We had the good fortune of connecting with Elizabeth Monoian & Robert Ferry and we’ve shared our conversation below.
Hi Elizabeth Monoian & Robert Ferry, can you talk to us a bit about the social impact of your business?
With a mission to advance a just and equitable energy transition in response to the climate crisis, the Land Art Generator Initiative (LAGI) helps design places for people that share land use with distributed renewable energy generation and other sustainable infrastructures. We work with public and private organizations to help them meet their greatest potential as they plan, design, and implement new clean energy projects and build regenerative communities. Through open design competitions for Dubai, Abu Dhabi, New York City, Copenhagen, Santa Monica, Melbourne, and Fly Ranch the Land Art Generator has inspired thousands of designs from around the world. Co-design projects and Solar Mural installations demonstrate the benefit of applying best practices of creative placemaking, urban design, and civic art to renewable energy projects.
What should our readers know about your business?
Like most businesses, we saw a challenge that could be reframed as an opportunity. In 2008, we were witnessing obstacles to the rapid deployment of renewable energy, especially near population centers where it is most urgently needed. Artists, architects, landscape architects, and designers were not involved in the planning and implementation of renewable energy landscapes, and the result was that the public perceived energy infrastructure to be unfamiliar, boring, and unattractive—giving rise to the not-in-my-backyard reaction to proposed solar arrays and wind farms.
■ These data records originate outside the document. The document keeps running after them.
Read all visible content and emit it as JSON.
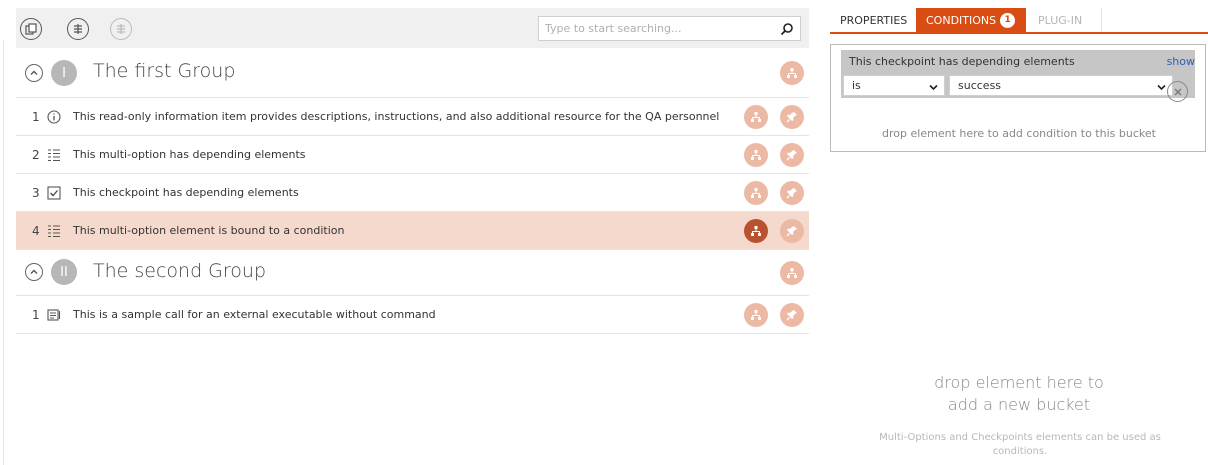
{
  "toolbar": {
    "buttons": [
      "copy-icon",
      "add-item-icon",
      "add-subitem-icon"
    ],
    "search": {
      "placeholder": "Type to start searching...",
      "value": ""
    }
  },
  "groups": [
    {
      "numeral": "I",
      "title": "The first Group",
      "items": [
        {
          "num": "1",
          "icon": "info-icon",
          "text": "This read-only information item provides descriptions, instructions, and also additional resource for the QA personnel"
        },
        {
          "num": "2",
          "icon": "multi-option-icon",
          "text": "This multi-option has depending elements"
        },
        {
          "num": "3",
          "icon": "checkbox-icon",
          "text": "This checkpoint has depending elements"
        },
        {
          "num": "4",
          "icon": "multi-option-icon",
          "text": "This multi-option element is bound to a condition",
          "selected": true
        }
      ]
    },
    {
      "numeral": "II",
      "title": "The second Group",
      "items": [
        {
          "num": "1",
          "icon": "executable-icon",
          "text": "This is a sample call for an external executable without command"
        }
      ]
    }
  ],
  "panel": {
    "tabs": {
      "properties": "PROPERTIES",
      "conditions": "CONDITIONS",
      "conditions_badge": "1",
      "plugin": "PLUG-IN"
    },
    "bucket": {
      "title": "This checkpoint has depending elements",
      "show": "show",
      "operator": "is",
      "value": "success",
      "drop_hint": "drop element here to add condition to this bucket"
    },
    "drop_bucket_line1": "drop element here to",
    "drop_bucket_line2": "add a new bucket",
    "hint": "Multi-Options and Checkpoints elements can be used as conditions."
  },
  "colors": {
    "accent": "#d94d15",
    "selected_row": "#f6d9cd",
    "action_light": "#ecb9a4",
    "action_active": "#b9532f"
  }
}
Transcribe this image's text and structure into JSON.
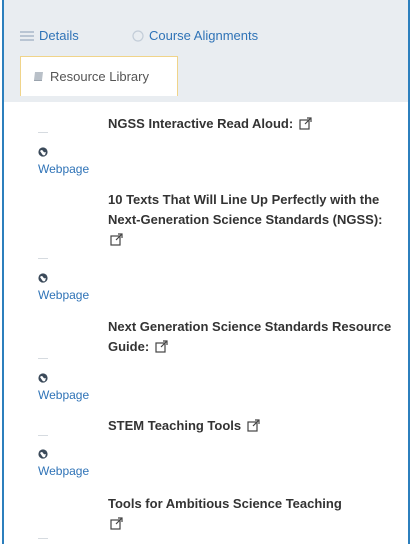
{
  "tabs": {
    "details": "Details",
    "course_alignments": "Course Alignments",
    "resource_library": "Resource Library"
  },
  "resources": [
    {
      "title": "NGSS Interactive Read Aloud:",
      "type": "Webpage"
    },
    {
      "title": "10 Texts That Will Line Up Perfectly with the Next-Generation Science Standards (NGSS):",
      "type": "Webpage"
    },
    {
      "title": "Next Generation Science Standards Resource Guide:",
      "type": "Webpage"
    },
    {
      "title": "STEM Teaching Tools",
      "type": "Webpage"
    },
    {
      "title": "Tools for Ambitious Science Teaching",
      "type": ""
    }
  ],
  "colors": {
    "accent": "#2f73b7",
    "frame": "#2c7fbd",
    "tabbar_bg": "#e9edf1",
    "active_tab_border": "#f0d48a"
  }
}
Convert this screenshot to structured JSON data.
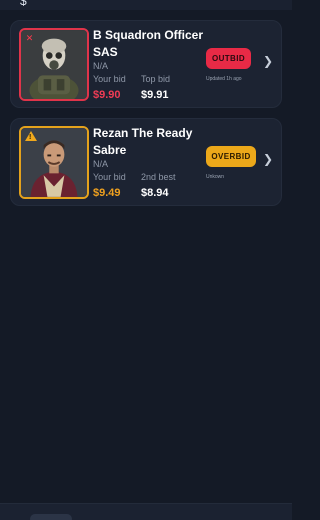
{
  "header": {
    "partial_glyph": "$"
  },
  "listings": [
    {
      "name": "B Squadron Officer SAS",
      "condition": "N/A",
      "status_icon": "x-icon",
      "your_bid_label": "Your bid",
      "your_bid": "$9.90",
      "compare_label": "Top bid",
      "compare_value": "$9.91",
      "status": "OUTBID",
      "note": "Updated 1h ago",
      "status_color": "#e82a46"
    },
    {
      "name": "Rezan The Ready Sabre",
      "condition": "N/A",
      "status_icon": "warning-icon",
      "your_bid_label": "Your bid",
      "your_bid": "$9.49",
      "compare_label": "2nd best",
      "compare_value": "$8.94",
      "status": "OVERBID",
      "note": "Unkown",
      "status_color": "#eca81a"
    }
  ]
}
By challenging the world to reimagine energy landscapes as engaging places for people and cultural destinations, we could help to inspire the public about the greatness of a post-carbon future and shift the conversation around climate change from gloom and doom to beauty and abundance.
Let’s say your best friend was visiting the area and you wanted to show them the best time ever. Where would you take them? Give us a little itinerary – say it was a week long trip, where would you eat, drink, visit, hang out, etc.
We enjoy exploring the hills above Malibu and seeking out good street food in less well known neighborhoods.
Who else deserves some credit and recognition?
In addition to our thanks to all of the creative teams who participate in LAGI design challenges, we have so much gratitude for the J.M.K. Innovation Prize, which changed the trajectory of our organization. “The J.M.K. Innovation Prize seeks to identify, support, and elevate innovators who are spearheading transformative early-stage projects in the fields of social justice, the environment, and heritage conservation.”
Joanna Totolici Lodgers—Serendipity in the Fly Ranch Wilderness, Winner of LAGI 2020 Fly Ranch: by Zhicheng Xu and Mengqi Moon He The Solar Hourglass, Winner of LAGI 2014 Copenhagen: by Santiago Muros Cortés Beyond the Wave, LAGI 2014 Copenhagen: by Jaesik Lim, Ahyoung Lee, Sunpil Choi, Dohyoung Kim, Hoeyoung Jung, Jaeyeol Kim, Hansaem Kim (Heerim Architects & Planners) Fresh Hills, Second Place Winner of LAGI 2012 NYC: by Matthew Rosenberg, with Matt Melnyk, Emmy Maruta, and Robbie Eleazer